* What the exercise asks: Where a line of the data below has the string "strength", copy that line.

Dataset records
↓
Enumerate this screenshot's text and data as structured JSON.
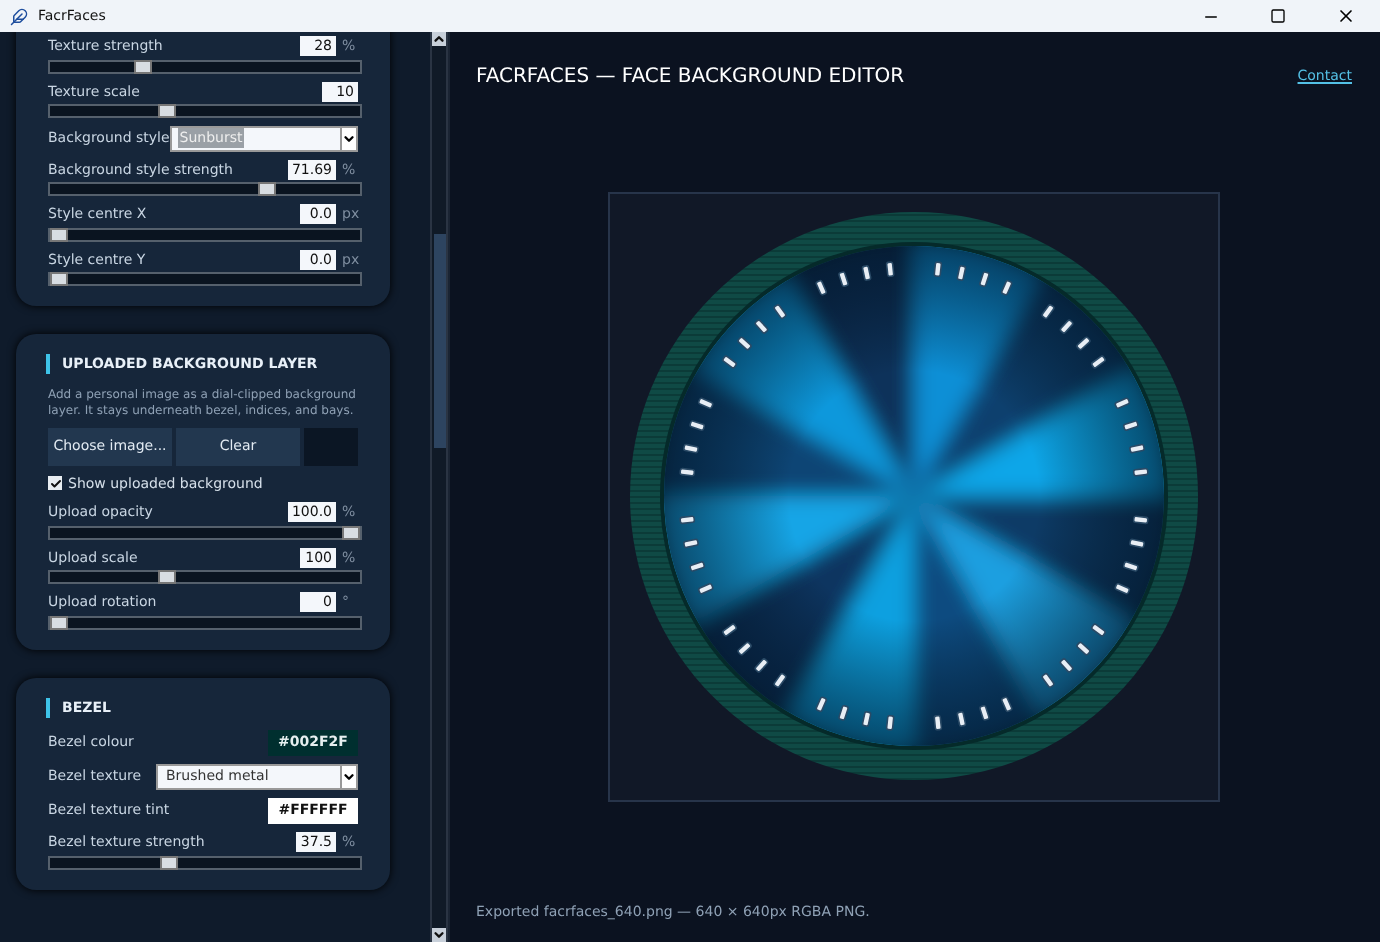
{
  "window": {
    "title": "FacrFaces"
  },
  "sections": [
    {
      "controls": [
        {
          "kind": "slider",
          "label": "Texture strength",
          "value": "28",
          "unit": "%",
          "level": 0.29
        },
        {
          "kind": "slider",
          "label": "Texture scale",
          "value": "10",
          "level": 0.37
        },
        {
          "kind": "dropdown",
          "label": "Background style",
          "value": "Sunburst",
          "selected_text": true
        },
        {
          "kind": "slider",
          "label": "Background style strength",
          "value": "71.69",
          "unit": "%",
          "level": 0.71
        },
        {
          "kind": "slider",
          "label": "Style centre X",
          "value": "0.0",
          "unit": "px",
          "level": 0
        },
        {
          "kind": "slider",
          "label": "Style centre Y",
          "value": "0.0",
          "unit": "px",
          "level": 0
        }
      ]
    },
    {
      "title": "UPLOADED BACKGROUND LAYER",
      "description": "Add a personal image as a dial-clipped background layer. It stays underneath bezel, indices, and bays.",
      "buttons": [
        "Choose image...",
        "Clear"
      ],
      "checkbox": {
        "label": "Show uploaded background",
        "checked": true
      },
      "controls": [
        {
          "kind": "slider",
          "label": "Upload opacity",
          "value": "100.0",
          "unit": "%",
          "level": 1
        },
        {
          "kind": "slider",
          "label": "Upload scale",
          "value": "100",
          "unit": "%",
          "level": 0.37
        },
        {
          "kind": "slider",
          "label": "Upload rotation",
          "value": "0",
          "unit": "°",
          "level": 0
        }
      ]
    },
    {
      "title": "BEZEL",
      "controls": [
        {
          "kind": "color",
          "label": "Bezel colour",
          "value": "#002F2F",
          "color": "#002f2f"
        },
        {
          "kind": "dropdown",
          "label": "Bezel texture",
          "value": "Brushed metal",
          "selected_text": false
        },
        {
          "kind": "color",
          "label": "Bezel texture tint",
          "value": "#FFFFFF",
          "color": "#ffffff"
        },
        {
          "kind": "slider",
          "label": "Bezel texture strength",
          "value": "37.5",
          "unit": "%",
          "level": 0.38
        }
      ]
    }
  ],
  "header": {
    "title": "FACRFACES — FACE BACKGROUND EDITOR",
    "link": "Contact"
  },
  "status": "Exported facrfaces_640.png — 640 × 640px RGBA PNG."
}
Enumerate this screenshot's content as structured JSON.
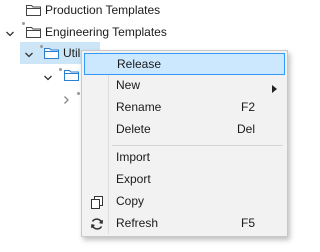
{
  "tree": {
    "nodes": [
      {
        "label": "Production Templates"
      },
      {
        "label": "Engineering Templates"
      },
      {
        "label": "Util"
      }
    ]
  },
  "context_menu": {
    "items": [
      {
        "label": "Release",
        "shortcut": "",
        "icon": "",
        "highlighted": true
      },
      {
        "label": "New",
        "shortcut": "",
        "icon": "",
        "submenu": true
      },
      {
        "label": "Rename",
        "shortcut": "F2",
        "icon": ""
      },
      {
        "label": "Delete",
        "shortcut": "Del",
        "icon": ""
      },
      {
        "label": "Import",
        "shortcut": "",
        "icon": ""
      },
      {
        "label": "Export",
        "shortcut": "",
        "icon": ""
      },
      {
        "label": "Copy",
        "shortcut": "",
        "icon": "copy-icon"
      },
      {
        "label": "Refresh",
        "shortcut": "F5",
        "icon": "refresh-icon"
      }
    ]
  }
}
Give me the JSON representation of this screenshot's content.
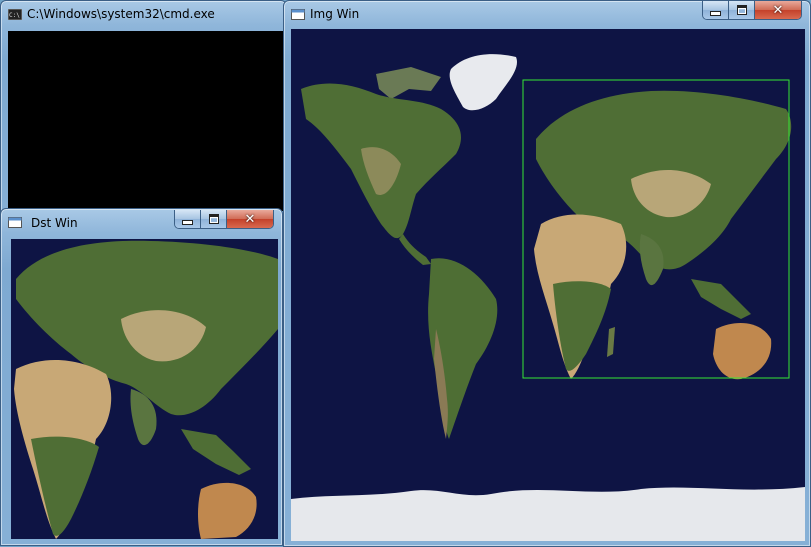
{
  "windows": {
    "cmd": {
      "title": "C:\\Windows\\system32\\cmd.exe",
      "icon": "console-icon"
    },
    "dst": {
      "title": "Dst Win",
      "icon": "window-icon"
    },
    "img": {
      "title": "Img Win",
      "icon": "window-icon"
    }
  },
  "controls": {
    "close_glyph": "✕"
  },
  "colors": {
    "ocean": "#0e1444",
    "land_green": "#4f6e35",
    "land_desert": "#c8a876",
    "ice": "#e6e8ec",
    "selection_rect": "#35e635",
    "console_bg": "#000000"
  }
}
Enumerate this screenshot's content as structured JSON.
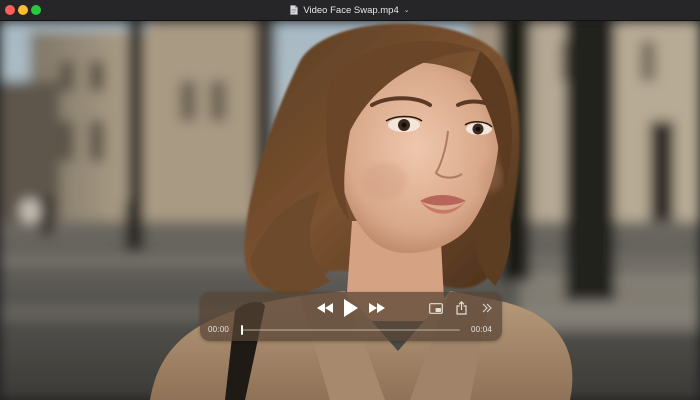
{
  "window": {
    "title": "Video Face Swap.mp4",
    "title_icon": "document-icon",
    "title_chevron": "⌄"
  },
  "video": {
    "description_icon": "video-frame"
  },
  "player": {
    "current_time": "00:00",
    "total_time": "00:04",
    "progress": 0.0,
    "buttons": {
      "rewind": "rewind-icon",
      "play": "play-icon",
      "forward": "fast-forward-icon",
      "pip": "picture-in-picture-icon",
      "share": "share-icon",
      "more": "more-chevrons-icon"
    }
  }
}
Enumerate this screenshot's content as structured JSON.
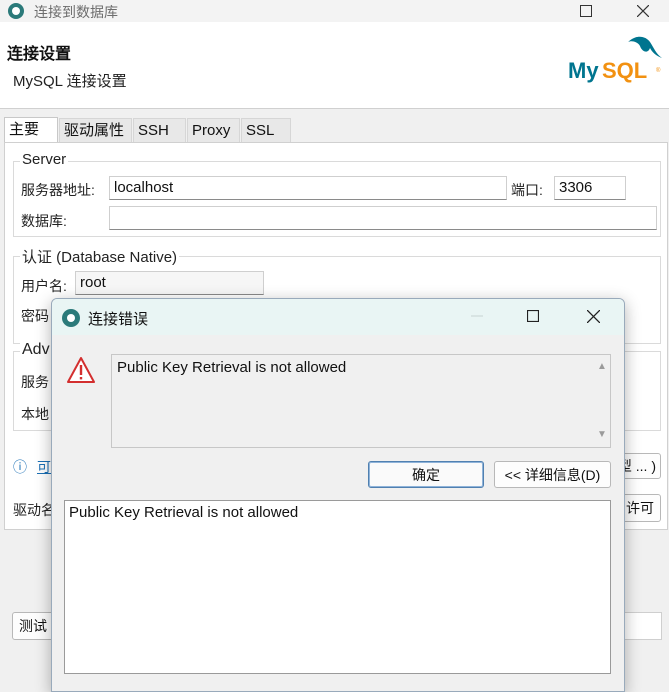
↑
* Written answer:
          "label": "Texture strength",
          "label": "Background style strength",
          "label": "Bezel texture strength",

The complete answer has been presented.